* **How to complete this task**
The entries below are to be returned as written, with all pictures dropped.

────────

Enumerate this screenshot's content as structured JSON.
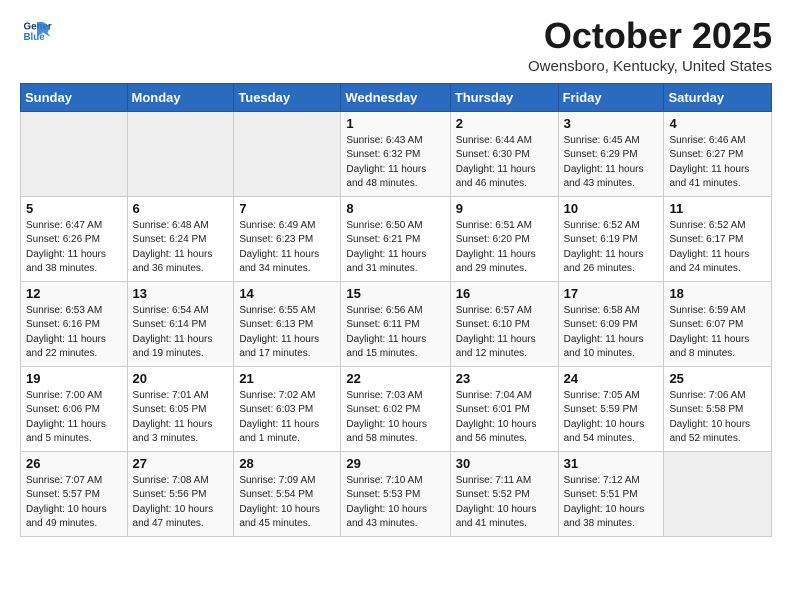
{
  "logo": {
    "line1": "General",
    "line2": "Blue"
  },
  "title": "October 2025",
  "subtitle": "Owensboro, Kentucky, United States",
  "weekdays": [
    "Sunday",
    "Monday",
    "Tuesday",
    "Wednesday",
    "Thursday",
    "Friday",
    "Saturday"
  ],
  "weeks": [
    [
      {
        "day": "",
        "info": ""
      },
      {
        "day": "",
        "info": ""
      },
      {
        "day": "",
        "info": ""
      },
      {
        "day": "1",
        "info": "Sunrise: 6:43 AM\nSunset: 6:32 PM\nDaylight: 11 hours\nand 48 minutes."
      },
      {
        "day": "2",
        "info": "Sunrise: 6:44 AM\nSunset: 6:30 PM\nDaylight: 11 hours\nand 46 minutes."
      },
      {
        "day": "3",
        "info": "Sunrise: 6:45 AM\nSunset: 6:29 PM\nDaylight: 11 hours\nand 43 minutes."
      },
      {
        "day": "4",
        "info": "Sunrise: 6:46 AM\nSunset: 6:27 PM\nDaylight: 11 hours\nand 41 minutes."
      }
    ],
    [
      {
        "day": "5",
        "info": "Sunrise: 6:47 AM\nSunset: 6:26 PM\nDaylight: 11 hours\nand 38 minutes."
      },
      {
        "day": "6",
        "info": "Sunrise: 6:48 AM\nSunset: 6:24 PM\nDaylight: 11 hours\nand 36 minutes."
      },
      {
        "day": "7",
        "info": "Sunrise: 6:49 AM\nSunset: 6:23 PM\nDaylight: 11 hours\nand 34 minutes."
      },
      {
        "day": "8",
        "info": "Sunrise: 6:50 AM\nSunset: 6:21 PM\nDaylight: 11 hours\nand 31 minutes."
      },
      {
        "day": "9",
        "info": "Sunrise: 6:51 AM\nSunset: 6:20 PM\nDaylight: 11 hours\nand 29 minutes."
      },
      {
        "day": "10",
        "info": "Sunrise: 6:52 AM\nSunset: 6:19 PM\nDaylight: 11 hours\nand 26 minutes."
      },
      {
        "day": "11",
        "info": "Sunrise: 6:52 AM\nSunset: 6:17 PM\nDaylight: 11 hours\nand 24 minutes."
      }
    ],
    [
      {
        "day": "12",
        "info": "Sunrise: 6:53 AM\nSunset: 6:16 PM\nDaylight: 11 hours\nand 22 minutes."
      },
      {
        "day": "13",
        "info": "Sunrise: 6:54 AM\nSunset: 6:14 PM\nDaylight: 11 hours\nand 19 minutes."
      },
      {
        "day": "14",
        "info": "Sunrise: 6:55 AM\nSunset: 6:13 PM\nDaylight: 11 hours\nand 17 minutes."
      },
      {
        "day": "15",
        "info": "Sunrise: 6:56 AM\nSunset: 6:11 PM\nDaylight: 11 hours\nand 15 minutes."
      },
      {
        "day": "16",
        "info": "Sunrise: 6:57 AM\nSunset: 6:10 PM\nDaylight: 11 hours\nand 12 minutes."
      },
      {
        "day": "17",
        "info": "Sunrise: 6:58 AM\nSunset: 6:09 PM\nDaylight: 11 hours\nand 10 minutes."
      },
      {
        "day": "18",
        "info": "Sunrise: 6:59 AM\nSunset: 6:07 PM\nDaylight: 11 hours\nand 8 minutes."
      }
    ],
    [
      {
        "day": "19",
        "info": "Sunrise: 7:00 AM\nSunset: 6:06 PM\nDaylight: 11 hours\nand 5 minutes."
      },
      {
        "day": "20",
        "info": "Sunrise: 7:01 AM\nSunset: 6:05 PM\nDaylight: 11 hours\nand 3 minutes."
      },
      {
        "day": "21",
        "info": "Sunrise: 7:02 AM\nSunset: 6:03 PM\nDaylight: 11 hours\nand 1 minute."
      },
      {
        "day": "22",
        "info": "Sunrise: 7:03 AM\nSunset: 6:02 PM\nDaylight: 10 hours\nand 58 minutes."
      },
      {
        "day": "23",
        "info": "Sunrise: 7:04 AM\nSunset: 6:01 PM\nDaylight: 10 hours\nand 56 minutes."
      },
      {
        "day": "24",
        "info": "Sunrise: 7:05 AM\nSunset: 5:59 PM\nDaylight: 10 hours\nand 54 minutes."
      },
      {
        "day": "25",
        "info": "Sunrise: 7:06 AM\nSunset: 5:58 PM\nDaylight: 10 hours\nand 52 minutes."
      }
    ],
    [
      {
        "day": "26",
        "info": "Sunrise: 7:07 AM\nSunset: 5:57 PM\nDaylight: 10 hours\nand 49 minutes."
      },
      {
        "day": "27",
        "info": "Sunrise: 7:08 AM\nSunset: 5:56 PM\nDaylight: 10 hours\nand 47 minutes."
      },
      {
        "day": "28",
        "info": "Sunrise: 7:09 AM\nSunset: 5:54 PM\nDaylight: 10 hours\nand 45 minutes."
      },
      {
        "day": "29",
        "info": "Sunrise: 7:10 AM\nSunset: 5:53 PM\nDaylight: 10 hours\nand 43 minutes."
      },
      {
        "day": "30",
        "info": "Sunrise: 7:11 AM\nSunset: 5:52 PM\nDaylight: 10 hours\nand 41 minutes."
      },
      {
        "day": "31",
        "info": "Sunrise: 7:12 AM\nSunset: 5:51 PM\nDaylight: 10 hours\nand 38 minutes."
      },
      {
        "day": "",
        "info": ""
      }
    ]
  ]
}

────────

* **Answer**
Enumerate this screenshot's content as structured JSON.
{
  "logo": {
    "line1": "General",
    "line2": "Blue"
  },
  "title": "October 2025",
  "subtitle": "Owensboro, Kentucky, United States",
  "weekdays": [
    "Sunday",
    "Monday",
    "Tuesday",
    "Wednesday",
    "Thursday",
    "Friday",
    "Saturday"
  ],
  "weeks": [
    [
      {
        "day": "",
        "info": ""
      },
      {
        "day": "",
        "info": ""
      },
      {
        "day": "",
        "info": ""
      },
      {
        "day": "1",
        "info": "Sunrise: 6:43 AM\nSunset: 6:32 PM\nDaylight: 11 hours\nand 48 minutes."
      },
      {
        "day": "2",
        "info": "Sunrise: 6:44 AM\nSunset: 6:30 PM\nDaylight: 11 hours\nand 46 minutes."
      },
      {
        "day": "3",
        "info": "Sunrise: 6:45 AM\nSunset: 6:29 PM\nDaylight: 11 hours\nand 43 minutes."
      },
      {
        "day": "4",
        "info": "Sunrise: 6:46 AM\nSunset: 6:27 PM\nDaylight: 11 hours\nand 41 minutes."
      }
    ],
    [
      {
        "day": "5",
        "info": "Sunrise: 6:47 AM\nSunset: 6:26 PM\nDaylight: 11 hours\nand 38 minutes."
      },
      {
        "day": "6",
        "info": "Sunrise: 6:48 AM\nSunset: 6:24 PM\nDaylight: 11 hours\nand 36 minutes."
      },
      {
        "day": "7",
        "info": "Sunrise: 6:49 AM\nSunset: 6:23 PM\nDaylight: 11 hours\nand 34 minutes."
      },
      {
        "day": "8",
        "info": "Sunrise: 6:50 AM\nSunset: 6:21 PM\nDaylight: 11 hours\nand 31 minutes."
      },
      {
        "day": "9",
        "info": "Sunrise: 6:51 AM\nSunset: 6:20 PM\nDaylight: 11 hours\nand 29 minutes."
      },
      {
        "day": "10",
        "info": "Sunrise: 6:52 AM\nSunset: 6:19 PM\nDaylight: 11 hours\nand 26 minutes."
      },
      {
        "day": "11",
        "info": "Sunrise: 6:52 AM\nSunset: 6:17 PM\nDaylight: 11 hours\nand 24 minutes."
      }
    ],
    [
      {
        "day": "12",
        "info": "Sunrise: 6:53 AM\nSunset: 6:16 PM\nDaylight: 11 hours\nand 22 minutes."
      },
      {
        "day": "13",
        "info": "Sunrise: 6:54 AM\nSunset: 6:14 PM\nDaylight: 11 hours\nand 19 minutes."
      },
      {
        "day": "14",
        "info": "Sunrise: 6:55 AM\nSunset: 6:13 PM\nDaylight: 11 hours\nand 17 minutes."
      },
      {
        "day": "15",
        "info": "Sunrise: 6:56 AM\nSunset: 6:11 PM\nDaylight: 11 hours\nand 15 minutes."
      },
      {
        "day": "16",
        "info": "Sunrise: 6:57 AM\nSunset: 6:10 PM\nDaylight: 11 hours\nand 12 minutes."
      },
      {
        "day": "17",
        "info": "Sunrise: 6:58 AM\nSunset: 6:09 PM\nDaylight: 11 hours\nand 10 minutes."
      },
      {
        "day": "18",
        "info": "Sunrise: 6:59 AM\nSunset: 6:07 PM\nDaylight: 11 hours\nand 8 minutes."
      }
    ],
    [
      {
        "day": "19",
        "info": "Sunrise: 7:00 AM\nSunset: 6:06 PM\nDaylight: 11 hours\nand 5 minutes."
      },
      {
        "day": "20",
        "info": "Sunrise: 7:01 AM\nSunset: 6:05 PM\nDaylight: 11 hours\nand 3 minutes."
      },
      {
        "day": "21",
        "info": "Sunrise: 7:02 AM\nSunset: 6:03 PM\nDaylight: 11 hours\nand 1 minute."
      },
      {
        "day": "22",
        "info": "Sunrise: 7:03 AM\nSunset: 6:02 PM\nDaylight: 10 hours\nand 58 minutes."
      },
      {
        "day": "23",
        "info": "Sunrise: 7:04 AM\nSunset: 6:01 PM\nDaylight: 10 hours\nand 56 minutes."
      },
      {
        "day": "24",
        "info": "Sunrise: 7:05 AM\nSunset: 5:59 PM\nDaylight: 10 hours\nand 54 minutes."
      },
      {
        "day": "25",
        "info": "Sunrise: 7:06 AM\nSunset: 5:58 PM\nDaylight: 10 hours\nand 52 minutes."
      }
    ],
    [
      {
        "day": "26",
        "info": "Sunrise: 7:07 AM\nSunset: 5:57 PM\nDaylight: 10 hours\nand 49 minutes."
      },
      {
        "day": "27",
        "info": "Sunrise: 7:08 AM\nSunset: 5:56 PM\nDaylight: 10 hours\nand 47 minutes."
      },
      {
        "day": "28",
        "info": "Sunrise: 7:09 AM\nSunset: 5:54 PM\nDaylight: 10 hours\nand 45 minutes."
      },
      {
        "day": "29",
        "info": "Sunrise: 7:10 AM\nSunset: 5:53 PM\nDaylight: 10 hours\nand 43 minutes."
      },
      {
        "day": "30",
        "info": "Sunrise: 7:11 AM\nSunset: 5:52 PM\nDaylight: 10 hours\nand 41 minutes."
      },
      {
        "day": "31",
        "info": "Sunrise: 7:12 AM\nSunset: 5:51 PM\nDaylight: 10 hours\nand 38 minutes."
      },
      {
        "day": "",
        "info": ""
      }
    ]
  ]
}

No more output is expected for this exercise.